The movie ends with the wedding where Sallah shows up with some bear hugs and Henry Senior gets to drunkenly croon some Sinatra (oh I would've paid a hundred buck to see that). It's an Indiana Jones movie I would recommend without reservation instead of just kind of scrunch up and get angry about. Do you have specific questions or thoughts on the script if you've read it yourself? If so, please ask away in the comments.


Anonymous said...

wow, thanks for that post. reading the plot summary almost made me feel like i saw another indy movie. i really wish that a more satisfying story, like the draft you read, had come out. has spielberg and lucas just lost touch with what makes a good adventure film? i dont know why they settled for what they did. its like they just wanted to make an indy movie and get it over with, but if you waited 20 years already, why not make it spectacular?

El Gigante said...

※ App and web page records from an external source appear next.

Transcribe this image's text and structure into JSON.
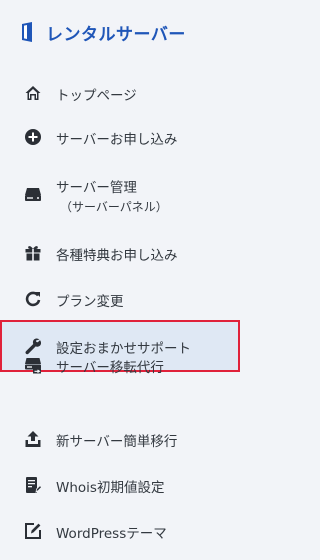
{
  "brand": {
    "name": "レンタルサーバー"
  },
  "menu": {
    "items": [
      {
        "label": "トップページ",
        "icon": "home-icon"
      },
      {
        "label": "サーバーお申し込み",
        "icon": "plus-circle-icon"
      },
      {
        "label": "サーバー管理",
        "sublabel": "（サーバーパネル）",
        "icon": "server-icon"
      },
      {
        "label": "各種特典お申し込み",
        "icon": "gift-icon"
      },
      {
        "label": "プラン変更",
        "icon": "refresh-icon"
      },
      {
        "label": "設定おまかせサポート",
        "icon": "wrench-icon",
        "active": true
      },
      {
        "label": "サーバー移転代行",
        "icon": "server-transfer-icon"
      },
      {
        "label": "新サーバー簡単移行",
        "icon": "upload-icon"
      },
      {
        "label": "Whois初期値設定",
        "icon": "document-edit-icon"
      },
      {
        "label": "WordPressテーマ",
        "icon": "edit-square-icon"
      }
    ]
  },
  "colors": {
    "accent": "#1f56b8",
    "active_bg": "#dfe8f4",
    "active_border": "#e0213a",
    "text": "#333940"
  }
}
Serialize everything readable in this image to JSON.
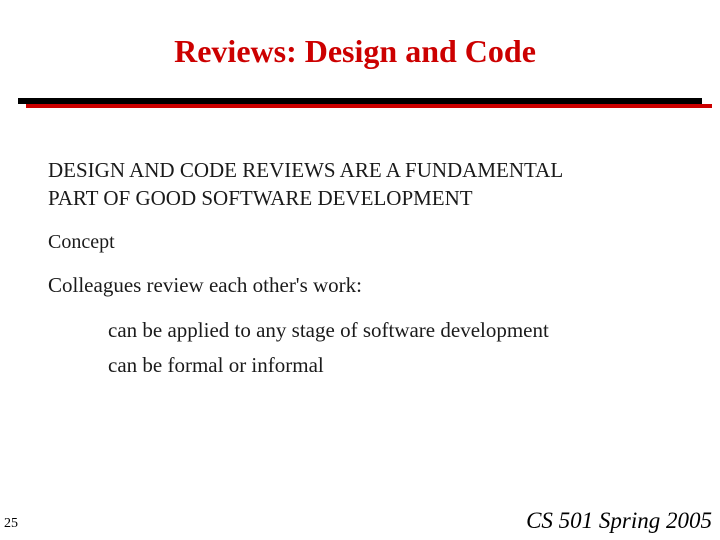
{
  "slide": {
    "title": "Reviews: Design and Code",
    "heading_line1": "DESIGN AND CODE REVIEWS ARE A FUNDAMENTAL",
    "heading_line2": "PART OF GOOD SOFTWARE DEVELOPMENT",
    "concept_label": "Concept",
    "colleagues_text": "Colleagues review each other's work:",
    "sub_points": [
      "can be applied to any stage of software development",
      "can be formal or informal"
    ]
  },
  "footer": {
    "page_number": "25",
    "course": "CS 501 Spring 2005"
  },
  "colors": {
    "title": "#cc0000",
    "rule_black": "#000000",
    "rule_red": "#cc0000",
    "text": "#1a1a1a"
  }
}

If I understand it correctly there was a brief window of time when all three men had their schedules open and as a result a smaller, less ambitious, less demanding film would be needed. This version calls for a lot of work from actors in their 50's and 60's (the plane stuff alone would've taken at least another week of shooting and another month of post easily) and that would probably require an extended shooting schedule. Not that anyone is going to rush Spielberg other than Spielberg but having read this draft and contrasting it with what was on screen there was a sort of "all right let's do it and get it done with" sort of attitude for a lot of the elements of the production.